Originally published on metropolis.co.jp on September 2010
Japan’s fashion mags have been hit hard in recent years. As consumers tightened their designer belts and spent less on apparel, monthlies that had traditionally served as shopping guides suddenly became less relevant. However, the industry is bouncing back, lowering cover prices, collaborating with popular brands to include furoku (freebies) such as one-off canvas bags, and giving readers sartorial inspiration rather than a list of must-buy items. It’s still a huge market, with the top 45 magazines enjoying a combined monthly circulation of 7.2 million copies. But with so many choices, where should the style-conscious start? Metropolis takes a look at the more interesting publications…
The Reality Show
Genre: High fashion
Finally—an intelligent, bilingual magazine celebrating the world of Japanese fashion! Recently founded by Tokyo-based fashion writer and consultant Tiffany Godoy and designer Tomoyuki Yonezu, The Reality Show is a beautifully printed oversized journal—think of it as a lavish coffee table book published in installments. The inaugural issue features local style icons such as supermodel Ai Tominaga and DJ Mademoiselle Yulia in outfits they devised themselves, all presented in sleek black-and-white photography.
Genre: High fashion, fashion industry
Published: 28th of each month
So-en boasts an impeccable pedigree: founded in 1936 by Bunka Fashion College, which counts the likes of Nigo and Yohji Yamamoto as alumni, it’s Japan’s oldest fashion magazine. While many publications target extremely narrow demographics, So-en is for anyone with an interest in Japanese and international fashion as an industry or culture. The current issue includes profiles of top fashion schools in New York and a spread by photographer Shunya Arai featuring women’s clothes inspired by Victorian gentlemen’s styles, à la Sherlock Holmes.
Published: 23rd of each month
Fruits is one of Japan’s best-known fashion mags overseas, thanks in large part to its simple and consistent format. Each page features a full body shot of a fashion-forward girl, or occasionally a couple, with minimal text that details the brand of each piece in her ensemble. Sister publications Tune and Street cover Japanese guys and fashionistas in other major cities around the world, respectively.
WWD for Japan
Genre: High fashion, fashion industry
Published: Every Monday
While many Japanese fashion mags essentially function as coordination guides, giving readers step-by-step instructions on how to put together a certain look, Women’s Wear Daily for Japan is more about the business and industry behind the finished product. Coverage tends to focus on the major fashion houses of London, Paris and Milan, although Japanese brands are included when deemed newsworthy. The listings of upcoming fashion events are valuable, but this text-heavy journal will be of limited use to kanji-averse readers.
SWAK (Sealed With A Kiss)
Price: Price varies, current issue ¥300

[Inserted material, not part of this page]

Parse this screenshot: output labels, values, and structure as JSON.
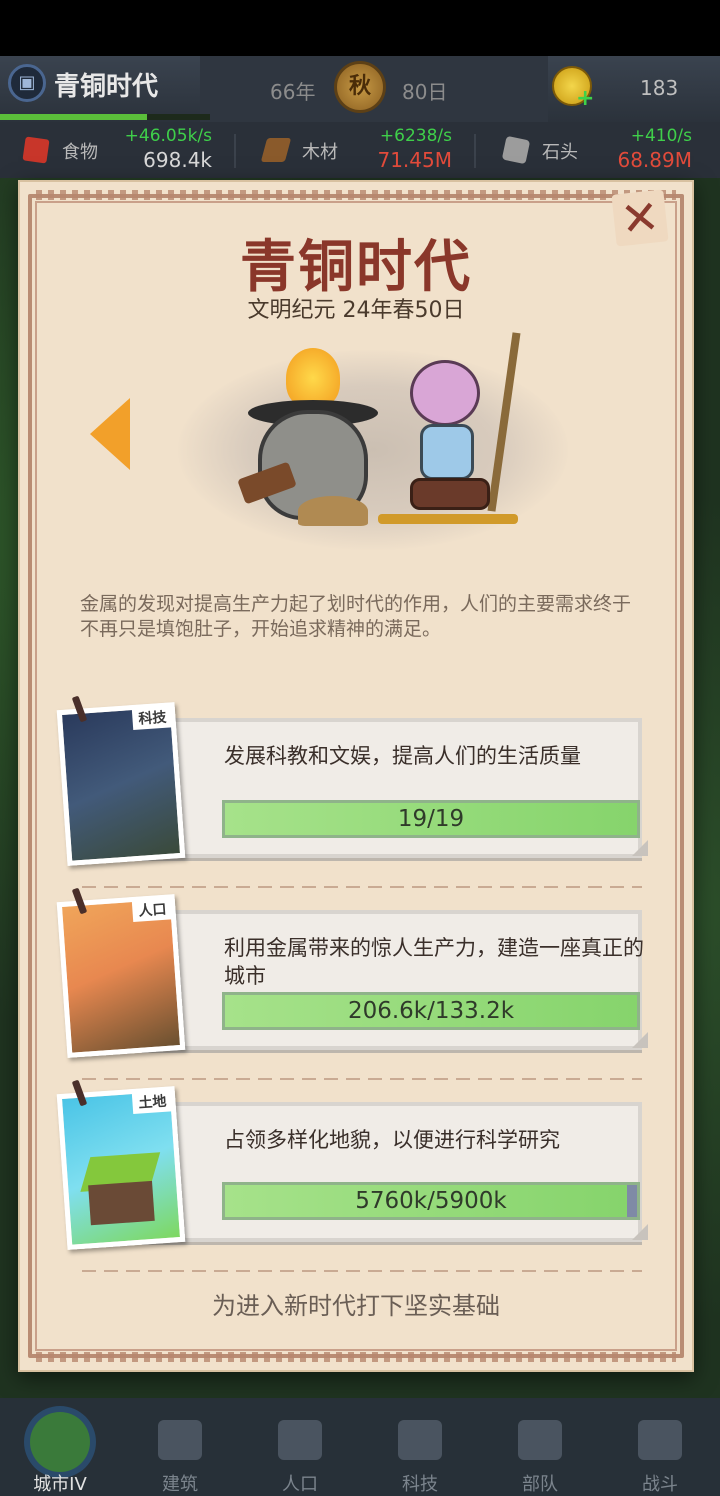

Founded last year by famed art photographer Mika Ninagawa, SWAK focuses on “real clothes” and casual apparel for young women, while also introducing beauty and wellness products and services. Ninagawa serves as the art director and regularly contributes photography, making for a visually sumptuous offering that can be enjoyed without reading a word of Japanese. The current issue includes a photo spread of Erika Sawajiri shot by Ninagawa in Australia’s Byron Bay, and a feature dissecting the style of international celebs like Katie Holmes and Jessica Alba.
Harajuku La Donna
Now in its second issue, the recently launched Harajuku La Donna is yet another urahara (backstreet Harajuku) bible. While there are plenty of street snaps alongside the photo spreads, the styles are more mature and less outré than the ones featured in publications like Fruits, with looks that are affordable and easy to pull off. The uninitiated will also appreciate the photo-illustrated shop maps of Harajuku.
Fudge & Men’s Fudge
Genre: Ladies & men’s
Published: 12th of each month (Fudge); 24th of each month (Men’s Fudge)
Fudge attempts to break dress-by-numbers syndrome by encouraging readers to formulate their own style. Each issue introduces a wide variety of Japanese and international brands, and features street snaps shot in London, New York, Paris and Milan, rather than the same well-trodden patch of Harajuku. The approach has proved a success: Fudge is now in its seventh year, and Men’s Fudge was launched two years ago—quite an achievement in a fickle market where many publications fold almost as soon as they’ve started.